[Input material]:
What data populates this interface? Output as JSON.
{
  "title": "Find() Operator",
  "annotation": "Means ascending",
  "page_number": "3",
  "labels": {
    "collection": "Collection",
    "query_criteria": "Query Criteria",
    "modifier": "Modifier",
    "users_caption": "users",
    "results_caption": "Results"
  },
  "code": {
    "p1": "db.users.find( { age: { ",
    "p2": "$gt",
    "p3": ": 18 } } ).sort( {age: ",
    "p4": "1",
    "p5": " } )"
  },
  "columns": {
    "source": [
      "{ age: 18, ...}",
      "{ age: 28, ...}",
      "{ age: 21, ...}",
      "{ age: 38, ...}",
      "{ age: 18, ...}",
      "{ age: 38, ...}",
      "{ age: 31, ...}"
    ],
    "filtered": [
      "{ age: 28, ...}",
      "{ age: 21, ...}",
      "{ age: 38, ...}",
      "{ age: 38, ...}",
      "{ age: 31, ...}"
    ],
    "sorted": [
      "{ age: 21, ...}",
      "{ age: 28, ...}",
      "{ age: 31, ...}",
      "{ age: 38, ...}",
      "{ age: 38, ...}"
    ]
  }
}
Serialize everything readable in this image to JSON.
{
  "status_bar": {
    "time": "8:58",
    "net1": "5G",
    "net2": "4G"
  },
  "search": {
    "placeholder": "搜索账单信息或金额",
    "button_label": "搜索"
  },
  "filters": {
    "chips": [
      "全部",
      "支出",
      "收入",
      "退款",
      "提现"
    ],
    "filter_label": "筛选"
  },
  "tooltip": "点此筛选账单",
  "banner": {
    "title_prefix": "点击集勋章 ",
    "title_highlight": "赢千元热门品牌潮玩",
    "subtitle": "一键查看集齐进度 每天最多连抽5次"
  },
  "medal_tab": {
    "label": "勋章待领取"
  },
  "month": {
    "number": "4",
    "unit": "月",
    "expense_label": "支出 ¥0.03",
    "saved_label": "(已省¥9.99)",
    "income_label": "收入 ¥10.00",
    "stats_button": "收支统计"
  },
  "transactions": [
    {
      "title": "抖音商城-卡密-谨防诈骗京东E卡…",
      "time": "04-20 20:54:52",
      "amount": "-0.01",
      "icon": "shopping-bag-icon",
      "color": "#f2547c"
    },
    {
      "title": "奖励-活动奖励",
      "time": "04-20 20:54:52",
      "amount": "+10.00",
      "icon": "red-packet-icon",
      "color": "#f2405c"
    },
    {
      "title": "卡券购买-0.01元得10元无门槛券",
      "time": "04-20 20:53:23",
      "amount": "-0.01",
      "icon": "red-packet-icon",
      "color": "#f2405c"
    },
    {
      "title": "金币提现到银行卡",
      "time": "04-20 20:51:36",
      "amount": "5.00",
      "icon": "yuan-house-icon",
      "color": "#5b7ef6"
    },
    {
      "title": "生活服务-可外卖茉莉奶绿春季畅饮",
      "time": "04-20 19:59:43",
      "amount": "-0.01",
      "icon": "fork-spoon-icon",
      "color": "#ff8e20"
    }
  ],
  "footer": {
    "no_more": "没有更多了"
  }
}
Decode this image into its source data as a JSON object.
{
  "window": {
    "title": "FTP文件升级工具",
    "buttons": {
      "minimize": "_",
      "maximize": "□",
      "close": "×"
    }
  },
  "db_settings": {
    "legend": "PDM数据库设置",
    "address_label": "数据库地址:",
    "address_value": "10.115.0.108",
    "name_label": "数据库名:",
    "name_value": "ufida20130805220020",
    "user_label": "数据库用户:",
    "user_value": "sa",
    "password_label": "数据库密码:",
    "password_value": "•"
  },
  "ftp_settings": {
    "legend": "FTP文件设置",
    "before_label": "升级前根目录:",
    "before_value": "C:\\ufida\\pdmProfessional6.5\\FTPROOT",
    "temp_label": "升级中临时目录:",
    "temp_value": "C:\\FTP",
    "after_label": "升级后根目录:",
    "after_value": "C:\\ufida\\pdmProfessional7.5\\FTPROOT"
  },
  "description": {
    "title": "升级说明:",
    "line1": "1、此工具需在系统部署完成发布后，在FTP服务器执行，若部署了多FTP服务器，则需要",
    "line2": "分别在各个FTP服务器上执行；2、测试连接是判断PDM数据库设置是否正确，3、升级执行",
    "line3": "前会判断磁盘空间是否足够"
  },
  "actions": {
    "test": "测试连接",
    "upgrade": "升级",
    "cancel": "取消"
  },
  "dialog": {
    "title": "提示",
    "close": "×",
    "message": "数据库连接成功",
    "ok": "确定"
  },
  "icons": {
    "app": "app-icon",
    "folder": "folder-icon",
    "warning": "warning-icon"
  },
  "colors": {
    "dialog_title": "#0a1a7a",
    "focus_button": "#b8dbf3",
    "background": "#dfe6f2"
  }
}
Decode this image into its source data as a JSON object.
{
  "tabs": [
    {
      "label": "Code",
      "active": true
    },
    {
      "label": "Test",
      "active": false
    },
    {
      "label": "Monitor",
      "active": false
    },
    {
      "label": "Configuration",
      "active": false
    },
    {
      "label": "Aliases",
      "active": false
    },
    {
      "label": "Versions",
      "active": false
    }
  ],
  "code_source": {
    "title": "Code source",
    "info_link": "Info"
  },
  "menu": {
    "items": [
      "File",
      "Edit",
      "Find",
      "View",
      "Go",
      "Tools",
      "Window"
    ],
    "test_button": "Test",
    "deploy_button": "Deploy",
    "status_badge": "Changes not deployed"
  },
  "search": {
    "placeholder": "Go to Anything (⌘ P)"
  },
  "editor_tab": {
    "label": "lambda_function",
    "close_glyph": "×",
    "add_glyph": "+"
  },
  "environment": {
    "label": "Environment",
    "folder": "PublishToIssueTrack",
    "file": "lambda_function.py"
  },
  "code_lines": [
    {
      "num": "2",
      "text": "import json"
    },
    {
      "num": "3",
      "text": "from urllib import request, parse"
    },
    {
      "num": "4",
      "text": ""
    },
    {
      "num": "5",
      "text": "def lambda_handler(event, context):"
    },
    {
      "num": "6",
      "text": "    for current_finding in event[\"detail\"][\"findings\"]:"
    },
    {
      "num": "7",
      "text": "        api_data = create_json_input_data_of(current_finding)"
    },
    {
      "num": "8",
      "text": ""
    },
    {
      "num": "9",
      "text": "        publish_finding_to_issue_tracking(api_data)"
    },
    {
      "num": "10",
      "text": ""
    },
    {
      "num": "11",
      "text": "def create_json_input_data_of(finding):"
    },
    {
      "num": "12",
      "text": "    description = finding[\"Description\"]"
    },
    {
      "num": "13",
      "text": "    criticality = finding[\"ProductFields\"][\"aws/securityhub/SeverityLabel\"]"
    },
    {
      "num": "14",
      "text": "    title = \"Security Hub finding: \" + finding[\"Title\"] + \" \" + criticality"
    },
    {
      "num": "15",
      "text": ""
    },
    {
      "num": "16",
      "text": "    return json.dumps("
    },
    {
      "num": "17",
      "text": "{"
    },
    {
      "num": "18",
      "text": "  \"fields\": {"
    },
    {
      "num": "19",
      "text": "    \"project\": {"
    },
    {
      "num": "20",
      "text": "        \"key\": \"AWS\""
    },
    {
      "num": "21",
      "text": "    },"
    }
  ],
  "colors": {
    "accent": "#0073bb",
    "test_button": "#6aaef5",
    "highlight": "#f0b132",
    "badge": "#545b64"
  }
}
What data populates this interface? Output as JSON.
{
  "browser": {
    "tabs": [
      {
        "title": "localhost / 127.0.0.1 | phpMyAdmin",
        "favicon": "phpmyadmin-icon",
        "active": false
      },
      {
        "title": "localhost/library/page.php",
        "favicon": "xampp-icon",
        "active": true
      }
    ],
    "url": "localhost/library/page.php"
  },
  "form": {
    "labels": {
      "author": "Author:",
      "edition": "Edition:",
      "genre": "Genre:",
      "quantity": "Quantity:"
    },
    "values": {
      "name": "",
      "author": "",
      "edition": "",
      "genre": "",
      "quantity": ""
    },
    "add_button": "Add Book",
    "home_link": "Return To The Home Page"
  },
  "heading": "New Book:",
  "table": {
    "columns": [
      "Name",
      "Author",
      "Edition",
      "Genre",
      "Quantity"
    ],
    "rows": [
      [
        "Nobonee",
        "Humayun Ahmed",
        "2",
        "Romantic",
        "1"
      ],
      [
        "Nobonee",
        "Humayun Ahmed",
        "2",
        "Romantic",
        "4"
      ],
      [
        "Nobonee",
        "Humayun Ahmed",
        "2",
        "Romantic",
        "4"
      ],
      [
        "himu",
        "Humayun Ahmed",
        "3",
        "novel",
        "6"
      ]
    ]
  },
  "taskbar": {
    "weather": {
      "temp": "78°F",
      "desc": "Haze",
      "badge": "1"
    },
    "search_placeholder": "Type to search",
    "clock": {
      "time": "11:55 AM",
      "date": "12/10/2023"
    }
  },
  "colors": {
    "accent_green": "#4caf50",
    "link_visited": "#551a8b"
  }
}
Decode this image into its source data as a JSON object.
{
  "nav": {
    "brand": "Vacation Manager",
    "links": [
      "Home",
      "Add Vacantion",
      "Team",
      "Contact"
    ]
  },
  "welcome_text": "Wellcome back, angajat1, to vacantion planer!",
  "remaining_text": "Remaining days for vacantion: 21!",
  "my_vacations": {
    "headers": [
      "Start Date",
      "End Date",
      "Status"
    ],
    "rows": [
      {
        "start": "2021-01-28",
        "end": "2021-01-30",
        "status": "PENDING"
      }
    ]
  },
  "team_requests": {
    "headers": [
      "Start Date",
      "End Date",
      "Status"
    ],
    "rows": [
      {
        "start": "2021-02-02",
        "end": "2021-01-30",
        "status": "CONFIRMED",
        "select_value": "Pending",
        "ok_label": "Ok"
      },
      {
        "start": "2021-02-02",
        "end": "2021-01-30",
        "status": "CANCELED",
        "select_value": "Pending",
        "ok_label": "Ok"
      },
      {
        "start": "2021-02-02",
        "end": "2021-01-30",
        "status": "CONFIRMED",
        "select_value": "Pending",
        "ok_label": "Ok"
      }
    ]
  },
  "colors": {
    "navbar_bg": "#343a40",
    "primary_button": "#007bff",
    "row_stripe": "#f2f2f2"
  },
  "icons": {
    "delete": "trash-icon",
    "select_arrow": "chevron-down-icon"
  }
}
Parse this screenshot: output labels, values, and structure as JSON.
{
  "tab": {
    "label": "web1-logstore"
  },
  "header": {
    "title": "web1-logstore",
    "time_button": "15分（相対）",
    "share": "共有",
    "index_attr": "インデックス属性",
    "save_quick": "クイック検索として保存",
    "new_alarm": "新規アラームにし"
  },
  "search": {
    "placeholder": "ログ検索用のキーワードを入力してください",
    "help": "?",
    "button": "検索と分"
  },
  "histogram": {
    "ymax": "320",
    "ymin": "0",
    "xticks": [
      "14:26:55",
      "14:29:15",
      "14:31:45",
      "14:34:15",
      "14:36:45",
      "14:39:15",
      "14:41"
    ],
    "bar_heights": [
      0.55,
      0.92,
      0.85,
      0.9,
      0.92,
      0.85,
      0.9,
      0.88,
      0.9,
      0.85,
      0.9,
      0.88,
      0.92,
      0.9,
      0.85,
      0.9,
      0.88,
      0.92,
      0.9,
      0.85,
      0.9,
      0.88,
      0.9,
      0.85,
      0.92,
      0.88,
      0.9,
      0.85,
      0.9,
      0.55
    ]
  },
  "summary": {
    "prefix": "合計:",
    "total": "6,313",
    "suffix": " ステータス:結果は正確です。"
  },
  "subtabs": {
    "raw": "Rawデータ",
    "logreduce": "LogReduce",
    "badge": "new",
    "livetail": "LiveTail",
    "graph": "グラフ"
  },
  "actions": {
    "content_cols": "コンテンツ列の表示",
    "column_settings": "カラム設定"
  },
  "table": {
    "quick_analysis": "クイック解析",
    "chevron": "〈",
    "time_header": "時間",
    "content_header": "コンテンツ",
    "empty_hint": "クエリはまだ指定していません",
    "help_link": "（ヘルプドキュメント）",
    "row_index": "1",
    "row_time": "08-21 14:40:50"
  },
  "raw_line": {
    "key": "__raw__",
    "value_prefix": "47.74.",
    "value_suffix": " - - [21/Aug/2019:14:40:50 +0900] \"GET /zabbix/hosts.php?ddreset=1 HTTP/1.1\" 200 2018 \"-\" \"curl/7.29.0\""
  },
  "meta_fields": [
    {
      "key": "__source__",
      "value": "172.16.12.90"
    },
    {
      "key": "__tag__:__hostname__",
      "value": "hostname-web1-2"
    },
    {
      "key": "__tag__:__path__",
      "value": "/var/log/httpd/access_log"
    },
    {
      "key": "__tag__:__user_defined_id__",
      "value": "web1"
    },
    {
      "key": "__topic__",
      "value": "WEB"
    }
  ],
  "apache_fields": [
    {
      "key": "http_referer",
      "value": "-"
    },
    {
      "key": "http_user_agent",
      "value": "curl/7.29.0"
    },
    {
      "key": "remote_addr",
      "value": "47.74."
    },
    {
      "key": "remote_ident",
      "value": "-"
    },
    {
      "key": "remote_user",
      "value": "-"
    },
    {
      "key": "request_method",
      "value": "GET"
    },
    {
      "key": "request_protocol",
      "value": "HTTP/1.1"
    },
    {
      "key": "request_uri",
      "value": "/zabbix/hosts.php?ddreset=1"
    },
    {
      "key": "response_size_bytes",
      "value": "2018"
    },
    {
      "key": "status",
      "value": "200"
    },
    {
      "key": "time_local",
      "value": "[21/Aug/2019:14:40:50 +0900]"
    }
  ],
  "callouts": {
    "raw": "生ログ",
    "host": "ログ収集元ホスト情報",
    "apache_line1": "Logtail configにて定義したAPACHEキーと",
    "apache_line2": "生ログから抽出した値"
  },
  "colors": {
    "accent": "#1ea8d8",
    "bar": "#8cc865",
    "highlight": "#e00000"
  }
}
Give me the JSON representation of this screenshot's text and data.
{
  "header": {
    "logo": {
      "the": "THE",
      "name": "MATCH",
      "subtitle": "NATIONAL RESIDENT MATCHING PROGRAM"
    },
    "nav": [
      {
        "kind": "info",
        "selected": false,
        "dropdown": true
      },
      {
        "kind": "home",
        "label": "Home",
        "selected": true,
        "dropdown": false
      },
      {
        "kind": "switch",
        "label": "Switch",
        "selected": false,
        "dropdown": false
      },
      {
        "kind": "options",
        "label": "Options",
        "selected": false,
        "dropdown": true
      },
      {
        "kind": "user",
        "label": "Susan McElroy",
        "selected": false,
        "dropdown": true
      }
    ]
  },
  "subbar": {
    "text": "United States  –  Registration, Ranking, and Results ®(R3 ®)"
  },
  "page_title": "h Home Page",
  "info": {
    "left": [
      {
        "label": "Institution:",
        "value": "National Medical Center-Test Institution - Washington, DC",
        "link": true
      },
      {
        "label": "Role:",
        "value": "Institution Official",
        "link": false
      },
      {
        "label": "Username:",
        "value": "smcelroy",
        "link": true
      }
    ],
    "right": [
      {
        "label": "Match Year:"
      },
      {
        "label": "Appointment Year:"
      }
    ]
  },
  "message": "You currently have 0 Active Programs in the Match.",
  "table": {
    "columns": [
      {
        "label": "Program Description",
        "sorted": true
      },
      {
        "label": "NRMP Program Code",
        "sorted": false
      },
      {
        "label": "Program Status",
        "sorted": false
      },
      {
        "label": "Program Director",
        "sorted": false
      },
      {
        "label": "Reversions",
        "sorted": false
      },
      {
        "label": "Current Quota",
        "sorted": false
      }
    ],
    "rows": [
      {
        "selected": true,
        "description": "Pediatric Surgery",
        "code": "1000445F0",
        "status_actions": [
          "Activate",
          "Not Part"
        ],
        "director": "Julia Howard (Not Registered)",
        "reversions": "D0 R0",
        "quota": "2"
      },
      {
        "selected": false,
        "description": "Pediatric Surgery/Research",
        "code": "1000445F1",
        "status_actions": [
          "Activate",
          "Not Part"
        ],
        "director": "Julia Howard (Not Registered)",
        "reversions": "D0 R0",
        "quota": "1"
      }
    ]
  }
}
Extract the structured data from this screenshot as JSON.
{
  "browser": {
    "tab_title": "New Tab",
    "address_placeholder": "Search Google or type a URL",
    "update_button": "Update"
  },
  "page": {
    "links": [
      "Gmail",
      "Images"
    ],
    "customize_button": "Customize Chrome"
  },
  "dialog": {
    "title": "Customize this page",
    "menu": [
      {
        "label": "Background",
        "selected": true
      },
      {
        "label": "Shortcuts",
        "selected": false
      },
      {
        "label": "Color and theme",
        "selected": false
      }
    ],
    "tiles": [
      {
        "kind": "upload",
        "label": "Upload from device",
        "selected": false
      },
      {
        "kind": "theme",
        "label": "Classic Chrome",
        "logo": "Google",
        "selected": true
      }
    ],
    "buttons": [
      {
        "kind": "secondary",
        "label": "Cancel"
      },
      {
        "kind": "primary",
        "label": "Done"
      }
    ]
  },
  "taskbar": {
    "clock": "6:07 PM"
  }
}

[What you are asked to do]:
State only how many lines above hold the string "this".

[Answer below]:
10